It was just before 3 a.m. when a Boulder County, Colo., mother realized something wasn’t right.
Steady rainfall throughout the night had become too much for the small mobile home park where she lived with her 9-year-old daughter. The creek on the other side of the park was overflowing, and water was beginning to seep into their home.
As the muddy rainwater rushed in faster, it was clear they needed to get out of there.
“The water went up to the little girl’s waist,” said Billy Graham Rapid Response Team chaplain Toni New, who met the family inside a local church on Tuesday morning.
The mom and her daughter made it safely to a shelter the night the flood devastated their neighborhood. They’re now among thousands of families forced out of their homes after historic flooding ravaged an area the size of Connecticut.
The family ended up at Rocky Mountain Christian Church in Niwot, Colo., after a relative told them they might be able to find help there.
The church is serving as the staging area for the Billy Graham Rapid Response Team and its sister ministry, Samaritan’s Purse. Together, the two groups are helping meet physical, emotional and spiritual needs in the hardest hit areas of the eastern Rocky Mountains.
The mom and her little girl filled out a request to get help from Samaritan’s Purse, and that’s when they bumped into Toni New.
“They have nobody to help them,” Toni said. “They didn’t have any flood insurance. The mom is on a roller coaster of emotions. She said there are times the tears come and she can’t hold them back.”
Toni spent some time talking to the mom and her daughter and found out they had been hoping to move out of their mobile home to a new town, but they weren’t ready to go yet.
“I told them that sometimes God helps us do things quicker, in a time we don’t expect.”
After listening to their story, Toni asked if they’d like her to pray for them, and the mom didn’t hesitate to answer.
“They were eager,” Toni said. “They wanted prayer. I prayed that the Lord would give them strength, that He would send people for them—to lift them up and to help them.”
Later that day, Toni and her husband, Al, visited the mobile home park where the family had lived. A few houses down, they met an older woman who lived by herself. She was sitting on a lawn chair next to her home, which was unsafe to enter. Her wooden porch was about 100 feet away; the flood waters had caused it to break apart from her home, depositing it farther down the road.
She told the chaplains she had also escaped the water just in time.
“She said she was asleep and her phone rang,” Toni explained. “She hung up on them because it was 3 o’clock in the morning. But they called back and called her by name and said, ‘We’ve got to get out of here. It’s flooding.'”
Now, almost a week later, she still hasn’t been able to get back into her home.

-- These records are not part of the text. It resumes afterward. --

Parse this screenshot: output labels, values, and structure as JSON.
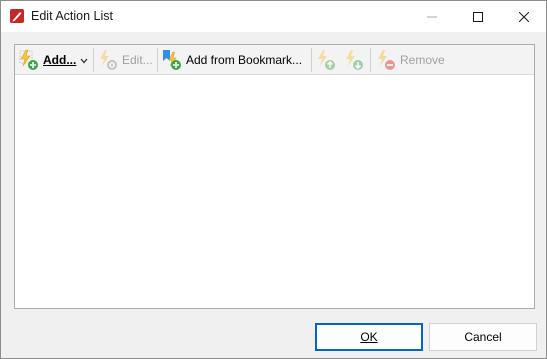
{
  "window": {
    "title": "Edit Action List"
  },
  "toolbar": {
    "add_label": "Add...",
    "edit_label": "Edit...",
    "add_from_bookmark_label": "Add from Bookmark...",
    "remove_label": "Remove"
  },
  "footer": {
    "ok_label": "OK",
    "cancel_label": "Cancel"
  },
  "colors": {
    "accent": "#0067c0",
    "app_icon": "#c62828",
    "disabled_text": "#a0a0a0"
  },
  "icons": {
    "app": "pdf-pen-icon",
    "minimize": "minimize-icon",
    "maximize": "maximize-icon",
    "close": "close-icon",
    "add": "lightning-add-icon",
    "edit": "lightning-gear-icon",
    "bookmark": "bookmark-add-icon",
    "move_up": "lightning-up-icon",
    "move_down": "lightning-down-icon",
    "remove": "lightning-remove-icon"
  }
}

Like her neighbors who had gone to the church for help, she was open to prayer.
“I prayed that God would comfort her, that He would give her guidance, that He would give her peace and show her his love during this time of loss,” Toni said.
Across town, at a distribution center for displaced residents, two more Rapid Response Team chaplains had the chance to meet with and pray for families struggling to figure out their next steps.

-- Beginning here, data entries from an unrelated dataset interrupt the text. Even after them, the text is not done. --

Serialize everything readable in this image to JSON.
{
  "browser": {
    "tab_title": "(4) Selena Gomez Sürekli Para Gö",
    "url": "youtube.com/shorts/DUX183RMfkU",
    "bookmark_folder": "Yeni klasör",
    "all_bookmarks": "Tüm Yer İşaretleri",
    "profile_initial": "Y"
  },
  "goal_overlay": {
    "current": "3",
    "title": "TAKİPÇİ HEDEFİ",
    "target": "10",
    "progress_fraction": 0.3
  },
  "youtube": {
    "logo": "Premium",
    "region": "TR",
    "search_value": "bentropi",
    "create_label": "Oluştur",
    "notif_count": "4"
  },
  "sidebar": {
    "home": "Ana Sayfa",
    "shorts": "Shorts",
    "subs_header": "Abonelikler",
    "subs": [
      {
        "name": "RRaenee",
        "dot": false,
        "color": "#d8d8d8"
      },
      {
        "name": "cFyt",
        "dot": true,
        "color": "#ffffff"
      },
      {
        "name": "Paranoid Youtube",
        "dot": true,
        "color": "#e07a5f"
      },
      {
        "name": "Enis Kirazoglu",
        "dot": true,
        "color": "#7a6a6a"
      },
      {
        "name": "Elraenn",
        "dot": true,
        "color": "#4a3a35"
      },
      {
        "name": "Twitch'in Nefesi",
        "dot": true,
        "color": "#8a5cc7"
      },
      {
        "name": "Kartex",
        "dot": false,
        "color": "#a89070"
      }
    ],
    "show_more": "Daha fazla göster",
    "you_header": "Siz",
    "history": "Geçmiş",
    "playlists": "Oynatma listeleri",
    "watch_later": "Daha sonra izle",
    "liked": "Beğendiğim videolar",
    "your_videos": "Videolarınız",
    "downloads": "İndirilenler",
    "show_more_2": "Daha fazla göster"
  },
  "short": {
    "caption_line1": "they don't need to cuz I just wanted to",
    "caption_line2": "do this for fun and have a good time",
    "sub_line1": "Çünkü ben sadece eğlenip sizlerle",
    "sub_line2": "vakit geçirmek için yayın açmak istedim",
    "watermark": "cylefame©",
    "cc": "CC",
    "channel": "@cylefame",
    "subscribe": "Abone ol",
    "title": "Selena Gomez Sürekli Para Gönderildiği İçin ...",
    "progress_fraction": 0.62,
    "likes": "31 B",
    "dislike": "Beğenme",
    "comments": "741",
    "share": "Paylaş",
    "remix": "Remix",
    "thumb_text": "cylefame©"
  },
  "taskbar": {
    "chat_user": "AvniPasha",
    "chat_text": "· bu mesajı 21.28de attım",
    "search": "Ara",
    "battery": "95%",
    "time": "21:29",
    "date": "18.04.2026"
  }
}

Jack and Peg Rasmusson live in Evergreen, Colo., about 40 miles south of Boulder. They’ve volunteered all over the country as crisis-trained chaplains, but this deployment is close to home.
Tuesday afternoon, they met a woman whose home sustained extensive damage from the flood. The wife and mother of four had received a frantic call from her husband the day the waters overtook their home.

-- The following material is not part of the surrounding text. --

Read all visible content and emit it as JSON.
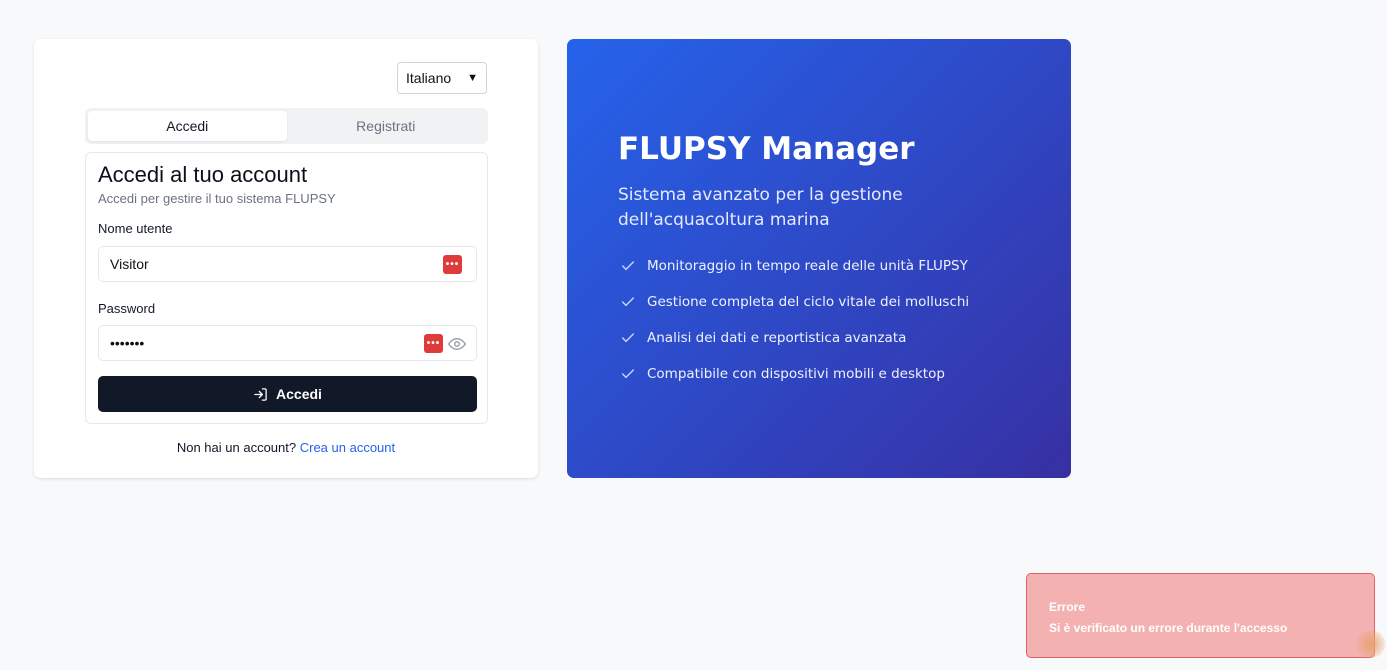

“Her husband called her at work and said he was putting the kids up on the roof,” Peg said.
The water had rushed in too quickly for the family to flee by car. About an hour after they climbed onto the roof, they were rescued by boat and taken to safety. They returned home this week to find the majority of their belongings covered in mud, with standing water up to the ceiling of their basement.
“You could tell she was so overwhelmed,” Peg said. “She said she had realized, ‘I just can’t do this by myself.'”
Peg and Jack helped her fill out a request for help from Samaritan’s Purse. In the meantime, they asked if they could pray with her.
“I prayed with her and gave her a hug,” Peg said. “And when I was hugging her I just said, ‘You’re not meant to do this alone. We’re here to help.'”
By Wednesday morning, eight Rapid Response Team chaplains will be ministering in the Boulder area. They’ll join 50 Samaritan’s Purse volunteers in coming alongside residents who are overwhelmed and looking for help.
Recovery from the flood could take months, and with colder temperatures just around the corner, homeowners are racing the clock.
The chaplains hope to be a presence of peace and calm in a time of uncertainty, staying in Colorado as long as they’re needed.
To help spread the hope of Christ, click here to donate to the Rapid Response Team.